Name that tune: Billy Joel’s hidden clue
This season has not lacked for obvious needle-drops, but give The Boys some credit for leaning into the Billy Joel obsession that Hughie has nursed since the pilot. This week’s Joel cut is ‘We Didn’t Start the Fire’, which Hughie, M.M. and Starlight hear on the car radio during their road trip to investigate Liberty. If you didn’t know, that particular track is from Joel’s 1989 album, interestingly titled ‘Storm Front’. Hmm, wonder what that could mean?
Hughie moons over Starlight regularly, but he’s rarely looked quite as smitten as when she’s singing along to one of the worst Billy Joel songs. Naturally, this leads to them finally rekindling their relationship, with some illicit late-night motel sex following a brief debate about the worst candy bars (turns out Starlight loves Bit-o-Honey).
Hero watch: Homelander enlists Doppelganger and Shockwave
Doppelganger (previously used to blackmail a senator back in season one) reappears in one of the episode’s most disturbing scenes, when he morphs into Madelyn Stillwell (Elisabeth Shue, back for a bit) in an arrangement with Homelander (Antony Starr), to recreate his relationship with Stillwell and tell him everything he wants to hear – in addition to feeding him milk and watching Taxi Driver together on a couch. It ends badly for Doppelganger, the final casualty of the episode when Homelander decides that he doesn’t need his shapeshifting mothering anymore. In other hero news, Shockwave reappears – for just enough time to replace A-Train (Jessie T. Usher) in The Seven, much to his chagrin. It’s yet another move by a power-hungry, rampaging Homelander, who also assaults Starlight in an elevator at the Vought offices, threatening to kill her for not zapping Hughie last week and outs Queen Maeve (Dominique McElligott) as gay on national television.

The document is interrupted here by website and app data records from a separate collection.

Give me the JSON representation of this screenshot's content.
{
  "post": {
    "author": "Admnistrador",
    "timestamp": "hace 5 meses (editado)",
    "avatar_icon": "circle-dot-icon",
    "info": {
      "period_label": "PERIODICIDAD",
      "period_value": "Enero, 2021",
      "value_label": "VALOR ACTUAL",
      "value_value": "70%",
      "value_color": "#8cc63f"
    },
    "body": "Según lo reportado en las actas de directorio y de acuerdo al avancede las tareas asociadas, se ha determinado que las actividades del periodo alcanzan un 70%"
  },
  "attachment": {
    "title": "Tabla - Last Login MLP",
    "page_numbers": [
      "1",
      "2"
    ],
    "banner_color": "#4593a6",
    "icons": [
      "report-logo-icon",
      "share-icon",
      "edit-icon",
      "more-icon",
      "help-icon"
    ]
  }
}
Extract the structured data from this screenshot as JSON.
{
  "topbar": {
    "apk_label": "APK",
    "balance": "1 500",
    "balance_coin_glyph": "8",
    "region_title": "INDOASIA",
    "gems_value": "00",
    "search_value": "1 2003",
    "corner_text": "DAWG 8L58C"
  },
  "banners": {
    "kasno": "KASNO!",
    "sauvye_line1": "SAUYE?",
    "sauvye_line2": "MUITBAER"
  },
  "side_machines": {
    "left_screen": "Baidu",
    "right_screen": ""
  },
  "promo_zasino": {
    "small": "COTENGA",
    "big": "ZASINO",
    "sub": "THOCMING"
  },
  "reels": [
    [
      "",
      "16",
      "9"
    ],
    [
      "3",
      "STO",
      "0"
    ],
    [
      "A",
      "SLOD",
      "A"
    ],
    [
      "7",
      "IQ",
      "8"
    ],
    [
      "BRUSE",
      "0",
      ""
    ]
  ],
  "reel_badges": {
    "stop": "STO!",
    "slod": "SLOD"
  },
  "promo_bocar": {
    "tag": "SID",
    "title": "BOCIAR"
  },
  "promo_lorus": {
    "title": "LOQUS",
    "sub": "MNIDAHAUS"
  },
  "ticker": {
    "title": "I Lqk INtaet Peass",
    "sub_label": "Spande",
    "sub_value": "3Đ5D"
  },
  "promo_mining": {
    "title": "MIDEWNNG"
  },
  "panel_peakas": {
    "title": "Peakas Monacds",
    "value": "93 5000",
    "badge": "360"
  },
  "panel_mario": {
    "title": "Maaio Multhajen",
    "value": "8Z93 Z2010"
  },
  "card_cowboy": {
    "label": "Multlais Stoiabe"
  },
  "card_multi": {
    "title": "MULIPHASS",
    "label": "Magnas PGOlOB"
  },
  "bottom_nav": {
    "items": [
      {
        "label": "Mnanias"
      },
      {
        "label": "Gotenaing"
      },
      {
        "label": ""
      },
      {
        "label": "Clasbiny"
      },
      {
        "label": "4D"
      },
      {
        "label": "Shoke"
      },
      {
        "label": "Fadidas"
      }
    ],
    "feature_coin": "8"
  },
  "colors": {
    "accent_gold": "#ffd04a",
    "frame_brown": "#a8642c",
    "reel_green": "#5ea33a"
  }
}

This week’s biggest question: what’s next for Butcher?
Finally, given Becca’s secret-compound location, Butcher (Karl Urban) goes face-to-face with his estranged-against-their-will wife Becca (Shantel VanSanten). Big episode for reunion sex, then, though unlike Hughie and Starlight’s tryst, the afterglow for this one fades pretty quickly. Butcher has always seemed driven by his desire to avenge his wife, but now he’s found out she’s alive, and parenting Homelander’s son, with unwanted regular visits from the dad. The desire for revenge is still there, but what’s his next move, given that he can’t spirit Becca away without attracting the immediate ire of the all-powerful Homelander?
Butcher also frays his relationship with Becca further by disparaging the “supe freak” son who’s the reason Becca won’t just leave with him at any moment. Butcher has typically been the figure driving the Boys forward recklessly. With Becca located but immovable and Homelander looming over everyone, he may need to find a different path forward. He has that in common with Kimiko (Karen Fukuhara), who approaches Stormfront at a rally, intending to exact revenge for the murder of her brother. In the end, she hesitates and doesn’t get her chance before Stormfront makes her exit. The Boys’ grudges against the remaining members of the Seven are building, without a clear path forward in sight.